WHAT YOU NEED TO DO: Would you please return the data below verbatim, without its pictures?

EXTRACTED ENTRIES:
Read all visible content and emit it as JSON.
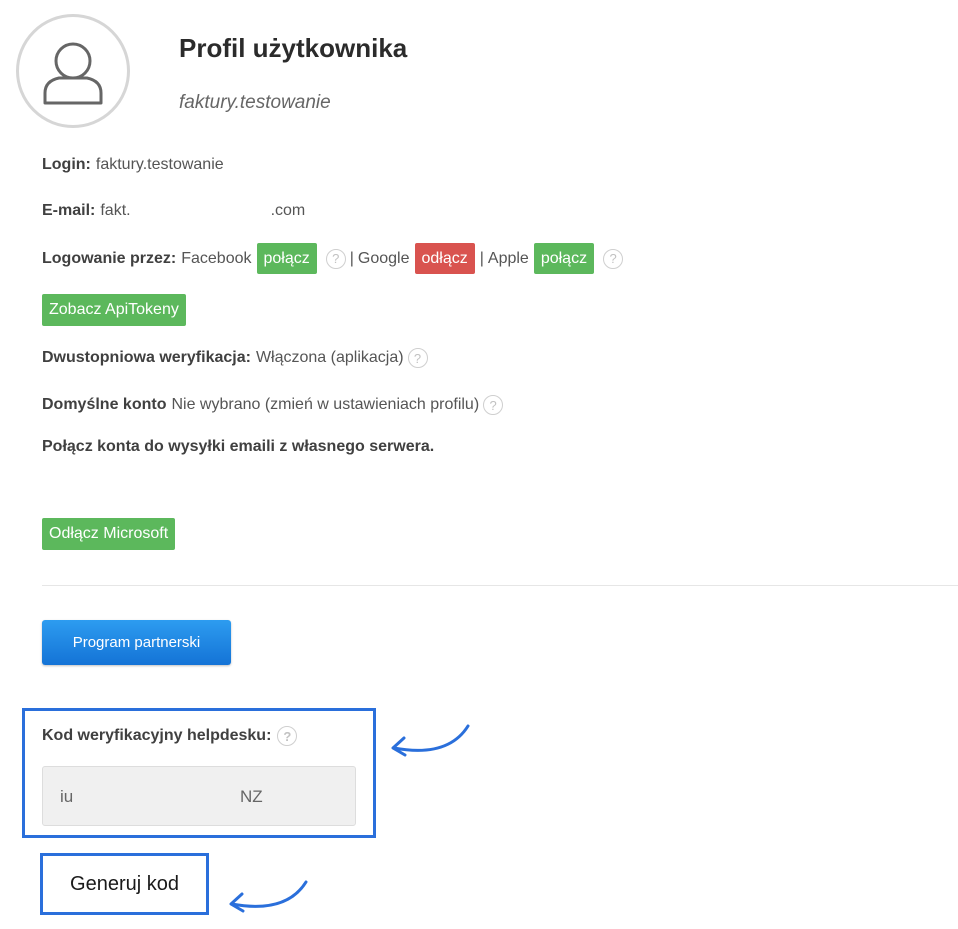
{
  "profile": {
    "title": "Profil użytkownika",
    "username": "faktury.testowanie"
  },
  "login": {
    "label": "Login:",
    "value": "faktury.testowanie"
  },
  "email": {
    "label": "E-mail:",
    "value_start": "fakt.",
    "value_end": ".com"
  },
  "social_login": {
    "label": "Logowanie przez:",
    "facebook": {
      "name": "Facebook",
      "button": "połącz",
      "color": "#5cb85c"
    },
    "separator": "|",
    "google": {
      "name": "Google",
      "button": "odłącz",
      "color": "#d9534f"
    },
    "apple": {
      "name": "Apple",
      "button": "połącz",
      "color": "#5cb85c"
    }
  },
  "api_tokens_button": "Zobacz ApiTokeny",
  "two_factor": {
    "label": "Dwustopniowa weryfikacja:",
    "value": "Włączona (aplikacja)"
  },
  "default_account": {
    "label": "Domyślne konto",
    "value": "Nie wybrano (zmień w ustawieniach profilu)"
  },
  "mail_accounts_heading": "Połącz konta do wysyłki emaili z własnego serwera.",
  "disconnect_microsoft_button": "Odłącz Microsoft",
  "partner_program_button": "Program partnerski",
  "helpdesk": {
    "label": "Kod weryfikacyjny helpdesku:",
    "code_part1": "iu",
    "code_part2": "NZ",
    "generate_button": "Generuj kod"
  },
  "help_glyph": "?",
  "colors": {
    "highlight": "#2a6fdb",
    "green": "#5cb85c",
    "red": "#d9534f",
    "blue": "#1a86e6"
  }
}
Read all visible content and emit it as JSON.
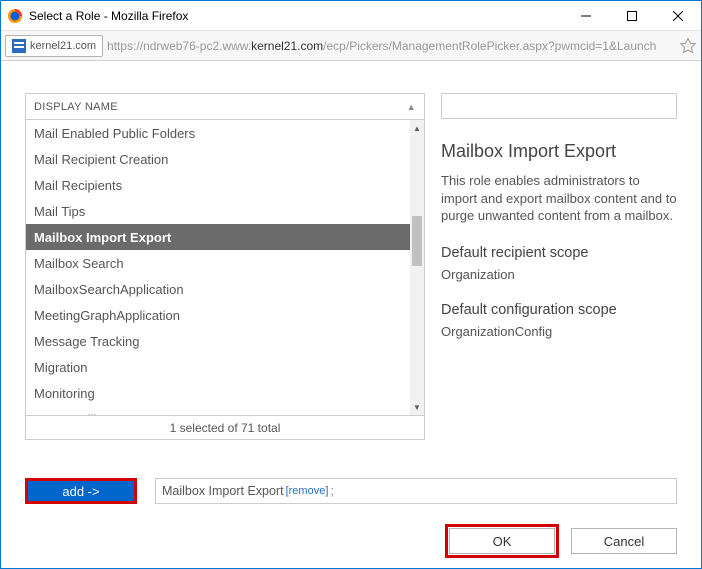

WRITTEN SOLUTION:
Read all visible content and emit it as JSON.
{
  "profile": {
    "title": "Profil użytkownika",
    "username": "faktury.testowanie"
  },
  "login": {
    "label": "Login:",
    "value": "faktury.testowanie"
  },
  "email": {
    "label": "E-mail:",
    "value_start": "fakt.",
    "value_end": ".com"
  },
  "social_login": {
    "label": "Logowanie przez:",
    "facebook": {
      "name": "Facebook",
      "button": "połącz",
      "color": "#5cb85c"
    },
    "separator": "|",
    "google": {
      "name": "Google",
      "button": "odłącz",
      "color": "#d9534f"
    },
    "apple": {
      "name": "Apple",
      "button": "połącz",
      "color": "#5cb85c"
    }
  },
  "api_tokens_button": "Zobacz ApiTokeny",
  "two_factor": {
    "label": "Dwustopniowa weryfikacja:",
    "value": "Włączona (aplikacja)"
  },
  "default_account": {
    "label": "Domyślne konto",
    "value": "Nie wybrano (zmień w ustawieniach profilu)"
  },
  "mail_accounts_heading": "Połącz konta do wysyłki emaili z własnego serwera.",
  "disconnect_microsoft_button": "Odłącz Microsoft",
  "partner_program_button": "Program partnerski",
  "helpdesk": {
    "label": "Kod weryfikacyjny helpdesku:",
    "code_part1": "iu",
    "code_part2": "NZ",
    "generate_button": "Generuj kod"
  },
  "help_glyph": "?",
  "colors": {
    "highlight": "#2a6fdb",
    "green": "#5cb85c",
    "red": "#d9534f",
    "blue": "#1a86e6"
  }
}
Read all visible content and emit it as JSON.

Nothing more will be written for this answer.